We saw no evidence of an interaction with tamoxifen in this study. This is surprising, as tamoxifen is known to down-regulate IGF-1 with a number of randomized controlled trials (RCTs) reporting a significant decrease in IGF-1 after tamoxifen treatment.36–39 One aspect of current thinking within the insulin-IGF hypothesis is that chronic hyperinsulinemia decreases concentrations of IGF binding proteins leading to increased bioavailable or free IGF-1 with concomitant changes in the cellular environment favoring tumor formation. In our study, the association of IGF-1/IGFBP-3 with outcome was independent of insulin levels, and HOMA scores. IGF-1 also activates gene transcription programs strongly associated with poor breast cancer prognosis.5, 35

Our study has several strengths. It is a multiethnic population-based cohort of women with incident breast cancer; thus, results are likely to be applicable to the general population. Blood was collected after primary treatment (other than tamoxifen) was completed, and therefore reflects ongoing host factors that can affect prognosis and is not confounded by some concurrent treatments that may influence metabolic markers. We have detailed data on biomarkers, and demographic, anthropometric, tumor and treatment characteristics, allowing adjustment for a wide range of possible confounders, improving validity.

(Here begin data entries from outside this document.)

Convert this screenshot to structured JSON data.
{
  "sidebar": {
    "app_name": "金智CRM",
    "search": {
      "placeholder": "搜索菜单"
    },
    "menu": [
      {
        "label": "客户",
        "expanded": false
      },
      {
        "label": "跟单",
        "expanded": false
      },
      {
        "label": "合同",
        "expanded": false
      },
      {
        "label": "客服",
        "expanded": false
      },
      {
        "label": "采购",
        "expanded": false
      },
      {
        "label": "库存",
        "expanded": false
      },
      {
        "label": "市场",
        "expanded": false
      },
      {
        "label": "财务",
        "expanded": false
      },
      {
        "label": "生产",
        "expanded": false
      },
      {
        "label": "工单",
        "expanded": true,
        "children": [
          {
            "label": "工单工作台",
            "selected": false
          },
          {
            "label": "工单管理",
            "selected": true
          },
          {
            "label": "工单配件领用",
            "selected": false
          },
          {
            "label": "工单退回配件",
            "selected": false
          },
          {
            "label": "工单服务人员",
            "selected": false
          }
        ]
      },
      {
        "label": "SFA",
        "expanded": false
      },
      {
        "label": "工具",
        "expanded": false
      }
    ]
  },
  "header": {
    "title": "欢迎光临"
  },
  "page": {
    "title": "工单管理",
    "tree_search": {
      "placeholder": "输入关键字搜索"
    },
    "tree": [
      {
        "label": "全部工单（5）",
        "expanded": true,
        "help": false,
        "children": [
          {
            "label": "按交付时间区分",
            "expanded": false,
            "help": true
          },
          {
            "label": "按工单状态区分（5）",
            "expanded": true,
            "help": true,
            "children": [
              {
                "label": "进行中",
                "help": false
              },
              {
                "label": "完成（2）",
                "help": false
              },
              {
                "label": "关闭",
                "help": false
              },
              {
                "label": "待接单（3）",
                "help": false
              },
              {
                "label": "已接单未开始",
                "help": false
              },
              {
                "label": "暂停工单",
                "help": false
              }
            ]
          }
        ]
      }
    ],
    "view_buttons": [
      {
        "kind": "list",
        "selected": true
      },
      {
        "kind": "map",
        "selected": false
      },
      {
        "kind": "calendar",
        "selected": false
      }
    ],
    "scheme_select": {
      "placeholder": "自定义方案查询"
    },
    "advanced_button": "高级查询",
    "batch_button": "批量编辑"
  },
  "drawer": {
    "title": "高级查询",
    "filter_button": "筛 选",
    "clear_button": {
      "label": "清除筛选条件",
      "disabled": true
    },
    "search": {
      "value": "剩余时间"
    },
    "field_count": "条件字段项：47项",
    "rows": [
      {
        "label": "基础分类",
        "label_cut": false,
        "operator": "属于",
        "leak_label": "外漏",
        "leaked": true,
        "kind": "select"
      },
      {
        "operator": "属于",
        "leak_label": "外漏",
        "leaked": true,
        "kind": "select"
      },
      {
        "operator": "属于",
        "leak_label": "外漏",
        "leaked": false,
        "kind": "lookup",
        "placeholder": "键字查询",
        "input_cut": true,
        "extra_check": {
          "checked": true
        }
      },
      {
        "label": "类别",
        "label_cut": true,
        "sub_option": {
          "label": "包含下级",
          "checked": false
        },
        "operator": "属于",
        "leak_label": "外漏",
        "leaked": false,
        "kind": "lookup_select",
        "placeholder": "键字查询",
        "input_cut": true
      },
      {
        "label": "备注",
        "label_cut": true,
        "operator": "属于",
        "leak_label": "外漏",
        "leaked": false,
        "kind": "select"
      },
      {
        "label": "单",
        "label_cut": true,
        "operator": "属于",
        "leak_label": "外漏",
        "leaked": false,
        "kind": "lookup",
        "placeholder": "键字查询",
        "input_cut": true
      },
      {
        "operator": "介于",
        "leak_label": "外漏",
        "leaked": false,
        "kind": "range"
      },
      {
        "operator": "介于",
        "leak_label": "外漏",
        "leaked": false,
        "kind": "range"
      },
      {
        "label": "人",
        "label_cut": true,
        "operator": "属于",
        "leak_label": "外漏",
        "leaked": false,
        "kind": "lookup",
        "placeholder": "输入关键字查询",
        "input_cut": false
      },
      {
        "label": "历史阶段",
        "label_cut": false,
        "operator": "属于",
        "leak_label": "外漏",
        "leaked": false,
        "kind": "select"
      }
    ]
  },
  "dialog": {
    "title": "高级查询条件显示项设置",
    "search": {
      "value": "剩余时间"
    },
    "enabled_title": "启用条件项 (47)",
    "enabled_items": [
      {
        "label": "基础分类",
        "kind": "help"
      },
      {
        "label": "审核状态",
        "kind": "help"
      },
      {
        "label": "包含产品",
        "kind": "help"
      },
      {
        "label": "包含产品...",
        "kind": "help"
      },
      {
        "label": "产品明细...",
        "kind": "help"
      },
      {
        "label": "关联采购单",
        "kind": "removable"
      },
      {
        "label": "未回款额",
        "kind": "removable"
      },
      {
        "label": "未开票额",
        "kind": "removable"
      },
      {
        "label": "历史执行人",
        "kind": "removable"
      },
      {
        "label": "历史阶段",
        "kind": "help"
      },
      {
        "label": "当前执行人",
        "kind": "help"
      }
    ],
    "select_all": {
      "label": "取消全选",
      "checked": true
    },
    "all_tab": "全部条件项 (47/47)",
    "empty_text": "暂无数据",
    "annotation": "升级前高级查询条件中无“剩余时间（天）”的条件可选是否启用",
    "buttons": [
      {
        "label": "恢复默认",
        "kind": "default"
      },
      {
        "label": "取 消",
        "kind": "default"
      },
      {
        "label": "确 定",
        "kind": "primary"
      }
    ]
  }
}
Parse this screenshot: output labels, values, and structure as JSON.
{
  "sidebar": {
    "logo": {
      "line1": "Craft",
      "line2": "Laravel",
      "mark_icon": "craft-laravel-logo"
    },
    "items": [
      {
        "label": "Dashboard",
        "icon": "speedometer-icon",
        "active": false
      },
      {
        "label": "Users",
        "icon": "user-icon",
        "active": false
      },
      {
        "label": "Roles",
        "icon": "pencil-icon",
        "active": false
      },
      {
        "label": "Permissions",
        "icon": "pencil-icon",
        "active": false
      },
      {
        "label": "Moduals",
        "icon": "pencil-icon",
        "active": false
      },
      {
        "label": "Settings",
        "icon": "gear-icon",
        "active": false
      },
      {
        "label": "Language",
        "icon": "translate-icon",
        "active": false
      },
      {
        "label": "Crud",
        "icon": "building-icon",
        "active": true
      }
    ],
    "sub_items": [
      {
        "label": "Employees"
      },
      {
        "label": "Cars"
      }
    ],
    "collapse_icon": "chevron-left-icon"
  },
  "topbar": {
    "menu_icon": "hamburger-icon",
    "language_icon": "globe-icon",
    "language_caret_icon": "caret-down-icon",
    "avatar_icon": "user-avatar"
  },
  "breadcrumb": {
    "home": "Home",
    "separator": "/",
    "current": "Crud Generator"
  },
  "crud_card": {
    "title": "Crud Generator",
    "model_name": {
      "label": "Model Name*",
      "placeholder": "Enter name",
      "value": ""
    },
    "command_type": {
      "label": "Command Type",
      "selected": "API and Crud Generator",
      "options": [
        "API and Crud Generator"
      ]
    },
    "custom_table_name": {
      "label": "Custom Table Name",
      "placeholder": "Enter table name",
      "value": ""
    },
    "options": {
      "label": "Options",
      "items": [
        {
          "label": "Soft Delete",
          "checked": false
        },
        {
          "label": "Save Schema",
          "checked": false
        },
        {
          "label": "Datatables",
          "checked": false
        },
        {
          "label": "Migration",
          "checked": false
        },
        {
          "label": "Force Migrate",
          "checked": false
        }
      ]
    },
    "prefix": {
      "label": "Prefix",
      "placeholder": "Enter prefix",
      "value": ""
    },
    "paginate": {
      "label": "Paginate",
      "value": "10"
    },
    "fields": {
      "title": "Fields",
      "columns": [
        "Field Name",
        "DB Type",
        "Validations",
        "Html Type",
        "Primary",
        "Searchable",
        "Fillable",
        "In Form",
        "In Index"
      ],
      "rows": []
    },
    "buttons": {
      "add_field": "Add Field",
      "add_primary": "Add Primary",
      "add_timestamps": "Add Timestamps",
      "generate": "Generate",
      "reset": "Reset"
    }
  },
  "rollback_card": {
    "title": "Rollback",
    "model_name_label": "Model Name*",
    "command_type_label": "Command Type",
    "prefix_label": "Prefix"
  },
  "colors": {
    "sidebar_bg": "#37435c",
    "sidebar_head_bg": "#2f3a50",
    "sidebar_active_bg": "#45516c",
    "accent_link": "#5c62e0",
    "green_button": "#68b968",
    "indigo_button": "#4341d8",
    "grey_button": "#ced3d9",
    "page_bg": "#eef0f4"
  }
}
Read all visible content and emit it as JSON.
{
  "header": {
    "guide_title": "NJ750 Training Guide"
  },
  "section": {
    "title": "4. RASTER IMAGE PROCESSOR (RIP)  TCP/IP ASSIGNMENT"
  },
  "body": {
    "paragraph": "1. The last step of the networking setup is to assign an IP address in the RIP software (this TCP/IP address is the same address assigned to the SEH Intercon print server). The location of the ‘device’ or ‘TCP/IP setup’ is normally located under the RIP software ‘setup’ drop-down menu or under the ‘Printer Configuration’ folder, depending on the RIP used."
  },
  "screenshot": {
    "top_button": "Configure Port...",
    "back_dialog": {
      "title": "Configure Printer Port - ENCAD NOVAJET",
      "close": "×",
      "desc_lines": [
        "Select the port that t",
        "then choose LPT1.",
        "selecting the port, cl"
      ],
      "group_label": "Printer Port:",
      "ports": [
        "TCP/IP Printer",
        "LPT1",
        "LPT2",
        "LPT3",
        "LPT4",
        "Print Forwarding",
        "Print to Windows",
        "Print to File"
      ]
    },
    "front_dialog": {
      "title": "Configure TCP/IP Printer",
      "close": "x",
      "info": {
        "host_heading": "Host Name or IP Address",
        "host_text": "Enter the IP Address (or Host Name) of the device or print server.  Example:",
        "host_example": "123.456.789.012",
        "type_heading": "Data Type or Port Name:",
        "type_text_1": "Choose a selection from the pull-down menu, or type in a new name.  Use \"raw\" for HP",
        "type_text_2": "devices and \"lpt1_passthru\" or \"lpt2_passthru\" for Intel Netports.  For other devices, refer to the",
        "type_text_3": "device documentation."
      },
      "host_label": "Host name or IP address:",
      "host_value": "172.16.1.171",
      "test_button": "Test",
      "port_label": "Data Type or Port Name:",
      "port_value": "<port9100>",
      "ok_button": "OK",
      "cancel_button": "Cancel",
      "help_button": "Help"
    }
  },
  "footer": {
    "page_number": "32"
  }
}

Our study also has important limitations. First we collected only one measurement of fasting serum and therefore cannot completely characterize the women's exposure to IGF-1 and IGFBP-3. The cohort was established before some current treatments such as aromatase inhibitors and trastuzumab were available, and therefore we cannot estimate what associations IGF1 or IGFBP-3 might have with survival in women using these treatments. Finally, our relatively small numbers of deaths does not allow accurate assessment of risk in specific subcategories such as premenopausal women.

In summary, high levels of IGF-1 were associated with risk of all-cause, but not breast cancer-specific mortality in this cohort of women diagnosed with breast cancer. These results need to be confirmed in larger cohorts of breast cancer survivors with greater numbers of outcomes to provide sufficient power to determine significance of associations.

Acknowledgements

  1. Top of page
  2. Abstract
  3. Material and Methods
  4. Results
  5. Discussion
  6. Acknowledgements
  7. References

The authors thank the HEAL participants for their ongoing dedication to this study.

References

  1. Top of page
  2. Abstract
  3. Material and Methods
  4. Results
  5. Discussion
  6. Acknowledgements
  7. References